(Dataset entries)
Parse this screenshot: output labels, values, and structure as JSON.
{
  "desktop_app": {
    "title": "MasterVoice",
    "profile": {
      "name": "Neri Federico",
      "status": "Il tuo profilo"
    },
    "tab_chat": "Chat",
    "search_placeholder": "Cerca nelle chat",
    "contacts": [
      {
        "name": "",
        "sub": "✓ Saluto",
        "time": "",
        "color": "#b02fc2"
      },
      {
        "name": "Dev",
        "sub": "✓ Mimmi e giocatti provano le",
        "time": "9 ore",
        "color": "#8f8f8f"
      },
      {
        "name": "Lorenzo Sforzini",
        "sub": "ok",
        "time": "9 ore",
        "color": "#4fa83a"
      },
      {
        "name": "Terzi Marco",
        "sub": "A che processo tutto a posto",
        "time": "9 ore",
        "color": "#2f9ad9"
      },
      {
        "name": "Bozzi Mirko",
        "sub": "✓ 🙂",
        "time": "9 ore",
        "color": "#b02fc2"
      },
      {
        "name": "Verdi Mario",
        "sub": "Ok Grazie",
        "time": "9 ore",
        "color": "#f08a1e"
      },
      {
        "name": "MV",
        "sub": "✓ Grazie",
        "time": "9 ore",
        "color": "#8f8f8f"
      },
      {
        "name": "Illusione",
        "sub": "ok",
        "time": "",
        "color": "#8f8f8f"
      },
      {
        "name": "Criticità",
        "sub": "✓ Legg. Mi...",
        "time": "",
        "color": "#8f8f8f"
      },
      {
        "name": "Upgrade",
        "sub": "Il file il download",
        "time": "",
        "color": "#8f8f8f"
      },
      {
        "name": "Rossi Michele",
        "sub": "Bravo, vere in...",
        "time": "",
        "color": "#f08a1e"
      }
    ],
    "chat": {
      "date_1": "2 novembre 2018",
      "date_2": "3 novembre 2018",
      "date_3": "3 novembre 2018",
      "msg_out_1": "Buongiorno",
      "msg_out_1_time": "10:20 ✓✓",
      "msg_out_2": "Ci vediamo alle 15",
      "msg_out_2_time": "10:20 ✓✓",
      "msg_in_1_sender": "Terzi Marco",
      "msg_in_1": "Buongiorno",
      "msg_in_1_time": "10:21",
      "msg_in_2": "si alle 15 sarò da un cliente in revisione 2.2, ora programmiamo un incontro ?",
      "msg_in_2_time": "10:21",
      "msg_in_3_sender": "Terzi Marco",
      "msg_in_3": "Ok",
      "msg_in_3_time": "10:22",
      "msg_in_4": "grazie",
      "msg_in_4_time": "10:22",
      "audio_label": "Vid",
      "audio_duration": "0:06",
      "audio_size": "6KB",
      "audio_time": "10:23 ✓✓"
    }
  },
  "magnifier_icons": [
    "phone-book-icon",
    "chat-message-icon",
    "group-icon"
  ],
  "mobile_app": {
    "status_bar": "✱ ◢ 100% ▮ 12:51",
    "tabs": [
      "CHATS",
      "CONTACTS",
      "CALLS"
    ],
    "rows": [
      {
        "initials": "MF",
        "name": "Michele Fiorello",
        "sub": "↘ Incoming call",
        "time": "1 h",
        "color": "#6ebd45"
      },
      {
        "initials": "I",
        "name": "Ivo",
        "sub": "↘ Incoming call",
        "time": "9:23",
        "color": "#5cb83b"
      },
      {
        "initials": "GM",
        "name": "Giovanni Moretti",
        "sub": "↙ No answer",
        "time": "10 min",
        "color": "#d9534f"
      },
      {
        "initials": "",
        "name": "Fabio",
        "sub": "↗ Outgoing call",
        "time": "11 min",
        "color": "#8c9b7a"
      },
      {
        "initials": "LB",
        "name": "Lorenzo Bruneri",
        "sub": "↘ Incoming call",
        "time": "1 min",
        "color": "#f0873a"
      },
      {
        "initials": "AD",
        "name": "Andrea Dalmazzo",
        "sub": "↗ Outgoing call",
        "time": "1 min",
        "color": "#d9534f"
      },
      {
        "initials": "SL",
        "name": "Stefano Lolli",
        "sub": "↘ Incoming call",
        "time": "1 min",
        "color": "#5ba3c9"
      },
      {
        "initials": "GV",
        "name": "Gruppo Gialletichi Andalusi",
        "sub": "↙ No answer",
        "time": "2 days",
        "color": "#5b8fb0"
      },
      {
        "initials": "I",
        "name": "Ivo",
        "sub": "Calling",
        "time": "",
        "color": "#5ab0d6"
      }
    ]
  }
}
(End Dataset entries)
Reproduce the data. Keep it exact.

## Answer space
Parse this screenshot: output labels, values, and structure as JSON.
{
  "desktop_app": {
    "title": "MasterVoice",
    "profile": {
      "name": "Neri Federico",
      "status": "Il tuo profilo"
    },
    "tab_chat": "Chat",
    "search_placeholder": "Cerca nelle chat",
    "contacts": [
      {
        "name": "",
        "sub": "✓ Saluto",
        "time": "",
        "color": "#b02fc2"
      },
      {
        "name": "Dev",
        "sub": "✓ Mimmi e giocatti provano le",
        "time": "9 ore",
        "color": "#8f8f8f"
      },
      {
        "name": "Lorenzo Sforzini",
        "sub": "ok",
        "time": "9 ore",
        "color": "#4fa83a"
      },
      {
        "name": "Terzi Marco",
        "sub": "A che processo tutto a posto",
        "time": "9 ore",
        "color": "#2f9ad9"
      },
      {
        "name": "Bozzi Mirko",
        "sub": "✓ 🙂",
        "time": "9 ore",
        "color": "#b02fc2"
      },
      {
        "name": "Verdi Mario",
        "sub": "Ok Grazie",
        "time": "9 ore",
        "color": "#f08a1e"
      },
      {
        "name": "MV",
        "sub": "✓ Grazie",
        "time": "9 ore",
        "color": "#8f8f8f"
      },
      {
        "name": "Illusione",
        "sub": "ok",
        "time": "",
        "color": "#8f8f8f"
      },
      {
        "name": "Criticità",
        "sub": "✓ Legg. Mi...",
        "time": "",
        "color": "#8f8f8f"
      },
      {
        "name": "Upgrade",
        "sub": "Il file il download",
        "time": "",
        "color": "#8f8f8f"
      },
      {
        "name": "Rossi Michele",
        "sub": "Bravo, vere in...",
        "time": "",
        "color": "#f08a1e"
      }
    ],
    "chat": {
      "date_1": "2 novembre 2018",
      "date_2": "3 novembre 2018",
      "date_3": "3 novembre 2018",
      "msg_out_1": "Buongiorno",
      "msg_out_1_time": "10:20 ✓✓",
      "msg_out_2": "Ci vediamo alle 15",
      "msg_out_2_time": "10:20 ✓✓",
      "msg_in_1_sender": "Terzi Marco",
      "msg_in_1": "Buongiorno",
      "msg_in_1_time": "10:21",
      "msg_in_2": "si alle 15 sarò da un cliente in revisione 2.2, ora programmiamo un incontro ?",
      "msg_in_2_time": "10:21",
      "msg_in_3_sender": "Terzi Marco",
      "msg_in_3": "Ok",
      "msg_in_3_time": "10:22",
      "msg_in_4": "grazie",
      "msg_in_4_time": "10:22",
      "audio_label": "Vid",
      "audio_duration": "0:06",
      "audio_size": "6KB",
      "audio_time": "10:23 ✓✓"
    }
  },
  "magnifier_icons": [
    "phone-book-icon",
    "chat-message-icon",
    "group-icon"
  ],
  "mobile_app": {
    "status_bar": "✱ ◢ 100% ▮ 12:51",
    "tabs": [
      "CHATS",
      "CONTACTS",
      "CALLS"
    ],
    "rows": [
      {
        "initials": "MF",
        "name": "Michele Fiorello",
        "sub": "↘ Incoming call",
        "time": "1 h",
        "color": "#6ebd45"
      },
      {
        "initials": "I",
        "name": "Ivo",
        "sub": "↘ Incoming call",
        "time": "9:23",
        "color": "#5cb83b"
      },
      {
        "initials": "GM",
        "name": "Giovanni Moretti",
        "sub": "↙ No answer",
        "time": "10 min",
        "color": "#d9534f"
      },
      {
        "initials": "",
        "name": "Fabio",
        "sub": "↗ Outgoing call",
        "time": "11 min",
        "color": "#8c9b7a"
      },
      {
        "initials": "LB",
        "name": "Lorenzo Bruneri",
        "sub": "↘ Incoming call",
        "time": "1 min",
        "color": "#f0873a"
      },
      {
        "initials": "AD",
        "name": "Andrea Dalmazzo",
        "sub": "↗ Outgoing call",
        "time": "1 min",
        "color": "#d9534f"
      },
      {
        "initials": "SL",
        "name": "Stefano Lolli",
        "sub": "↘ Incoming call",
        "time": "1 min",
        "color": "#5ba3c9"
      },
      {
        "initials": "GV",
        "name": "Gruppo Gialletichi Andalusi",
        "sub": "↙ No answer",
        "time": "2 days",
        "color": "#5b8fb0"
      },
      {
        "initials": "I",
        "name": "Ivo",
        "sub": "Calling",
        "time": "",
        "color": "#5ab0d6"
      }
    ]
  }
}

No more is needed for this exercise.